Alex Rios to the Texas Rangers would be a bad idea.
While Durrett offers up a few reasons why the Rangers would be wise to trade for the White Sox’s No. 3 hitter, they all boil down to one thing—they need to improve their outfield and Rios is the best fit available.
Trading Rios to the Rangers is a bad idea, however.
The problem is that the Rangers’ minor league system has thinned out a bit thanks to some high-profile big league promotions.
In 61 games for Round Rock of the Pacific Coast League, he is hitting .211 and has already struck out 82 times in 253 at-bats. He has battled vision problems, is only hitting a home run once every 25.5 at-bats and has looked overwhelmed at times.
Well, maybe not. Maybe Olt is destined to hit 25 home runs and bat .250 at the major league level.
In an article for the Star-Telegram, Randy Galloway laid out a fairly convincing argument that Profar is not destined for sure-fire stardom.
…I never heard scouts from other teams saying Profar was a superstar in the making. What I heard was he would become a good or pretty good player, not a great player. This week, it’s been the same when scouts were asked to project on Profar. Good, not great. Or overrated.
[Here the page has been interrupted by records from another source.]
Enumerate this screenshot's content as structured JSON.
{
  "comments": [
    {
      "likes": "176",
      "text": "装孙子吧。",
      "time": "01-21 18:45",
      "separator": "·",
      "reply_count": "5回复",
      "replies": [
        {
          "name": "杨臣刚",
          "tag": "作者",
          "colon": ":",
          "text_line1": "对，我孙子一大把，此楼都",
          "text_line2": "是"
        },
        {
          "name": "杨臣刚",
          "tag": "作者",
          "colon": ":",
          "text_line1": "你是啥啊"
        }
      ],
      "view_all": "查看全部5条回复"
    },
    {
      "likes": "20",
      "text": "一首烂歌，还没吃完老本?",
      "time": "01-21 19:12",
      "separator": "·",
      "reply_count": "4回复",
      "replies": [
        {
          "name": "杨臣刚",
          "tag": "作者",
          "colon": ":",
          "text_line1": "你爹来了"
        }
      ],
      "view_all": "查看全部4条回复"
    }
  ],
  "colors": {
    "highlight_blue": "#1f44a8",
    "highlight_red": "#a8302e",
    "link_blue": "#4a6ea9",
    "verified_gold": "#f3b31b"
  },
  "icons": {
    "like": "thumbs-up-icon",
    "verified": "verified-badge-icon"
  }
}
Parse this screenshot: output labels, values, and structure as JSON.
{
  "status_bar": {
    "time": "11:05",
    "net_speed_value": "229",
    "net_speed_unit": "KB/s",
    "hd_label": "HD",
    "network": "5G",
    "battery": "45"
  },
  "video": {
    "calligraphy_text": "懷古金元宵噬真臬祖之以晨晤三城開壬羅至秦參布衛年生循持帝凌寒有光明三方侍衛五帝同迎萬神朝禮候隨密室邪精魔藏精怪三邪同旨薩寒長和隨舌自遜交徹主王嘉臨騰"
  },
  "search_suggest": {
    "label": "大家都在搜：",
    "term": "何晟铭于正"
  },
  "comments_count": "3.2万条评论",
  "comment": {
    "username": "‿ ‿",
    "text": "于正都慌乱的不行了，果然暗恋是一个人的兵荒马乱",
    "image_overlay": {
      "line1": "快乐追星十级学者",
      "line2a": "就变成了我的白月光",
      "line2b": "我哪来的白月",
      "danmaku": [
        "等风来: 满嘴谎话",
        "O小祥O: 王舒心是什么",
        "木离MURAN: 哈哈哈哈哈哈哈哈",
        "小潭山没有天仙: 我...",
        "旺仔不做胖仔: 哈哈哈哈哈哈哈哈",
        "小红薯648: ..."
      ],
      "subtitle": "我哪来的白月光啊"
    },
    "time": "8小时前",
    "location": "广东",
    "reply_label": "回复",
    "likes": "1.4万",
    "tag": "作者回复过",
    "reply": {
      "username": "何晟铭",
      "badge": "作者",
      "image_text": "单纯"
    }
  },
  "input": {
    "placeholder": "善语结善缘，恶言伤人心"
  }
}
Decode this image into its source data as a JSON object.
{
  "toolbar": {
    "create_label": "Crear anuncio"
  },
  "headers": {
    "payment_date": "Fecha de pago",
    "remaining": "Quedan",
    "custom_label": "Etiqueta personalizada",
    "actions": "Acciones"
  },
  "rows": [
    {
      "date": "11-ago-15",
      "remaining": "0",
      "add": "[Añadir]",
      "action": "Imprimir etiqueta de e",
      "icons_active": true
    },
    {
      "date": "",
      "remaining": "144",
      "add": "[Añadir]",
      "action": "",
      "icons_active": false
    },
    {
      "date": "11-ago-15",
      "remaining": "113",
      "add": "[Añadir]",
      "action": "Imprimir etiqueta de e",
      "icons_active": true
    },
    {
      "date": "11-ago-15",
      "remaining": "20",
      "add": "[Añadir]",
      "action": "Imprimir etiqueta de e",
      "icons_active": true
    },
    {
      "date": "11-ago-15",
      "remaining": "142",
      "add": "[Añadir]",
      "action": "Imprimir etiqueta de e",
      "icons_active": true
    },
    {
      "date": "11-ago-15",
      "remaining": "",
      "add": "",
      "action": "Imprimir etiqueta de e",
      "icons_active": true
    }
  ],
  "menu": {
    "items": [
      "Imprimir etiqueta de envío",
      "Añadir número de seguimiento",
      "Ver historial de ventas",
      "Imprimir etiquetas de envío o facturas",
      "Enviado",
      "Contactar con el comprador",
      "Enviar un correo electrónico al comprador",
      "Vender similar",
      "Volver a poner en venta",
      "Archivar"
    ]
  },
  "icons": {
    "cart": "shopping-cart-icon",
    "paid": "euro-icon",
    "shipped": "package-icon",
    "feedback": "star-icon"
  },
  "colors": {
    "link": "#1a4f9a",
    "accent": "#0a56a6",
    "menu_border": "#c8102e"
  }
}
Don't overlook the fact that Profar was a career .276 hitter over four minor league seasons before getting promoted to the 25-man roster this year.
I am not implying that Profar will be a bust in the majors. Simply suggesting that his star is not as bright as it once was.
Now, there are two players that seem to have legitimate value for the White Sox.
Luis Sardinas is a switch-hitting shortstop with excellent presence at the plate, a strong arm and enough speed on the basepaths to be a disruption.
The other is Martin Perez.
Have you bought into the Profar hype?
He was 5-1 at Round Rock, compiling a 3.32 ERA and striking out 28 over 36.0 innings pitched before his promotion to the Rangers. Since then, he has gone 3-2 with a 3.00 ERA in six starts.
With Sardinas and Perez likely staying put, the White Sox should head in a different direction.
General manager Rick Hahn needs to look for a left-handed hitting outfielder who can bat leadoff for years to come. Even though Alejandro De Aza is hitting the ball much better as of late, there is no accounting for the serious lapses in concentration he displays.
The White Sox must also find a high-average hitter or two. Power hitters are nice, but this team needs to be able to manufacture runs.
The Rangers would need to offer up Sardinas or Perez and at least two more prospects in exchange for Rios and cash, and that is not going to happen.
They are not talented enough in the minor leagues at the positions the White Sox need help in the most to make a deal that works.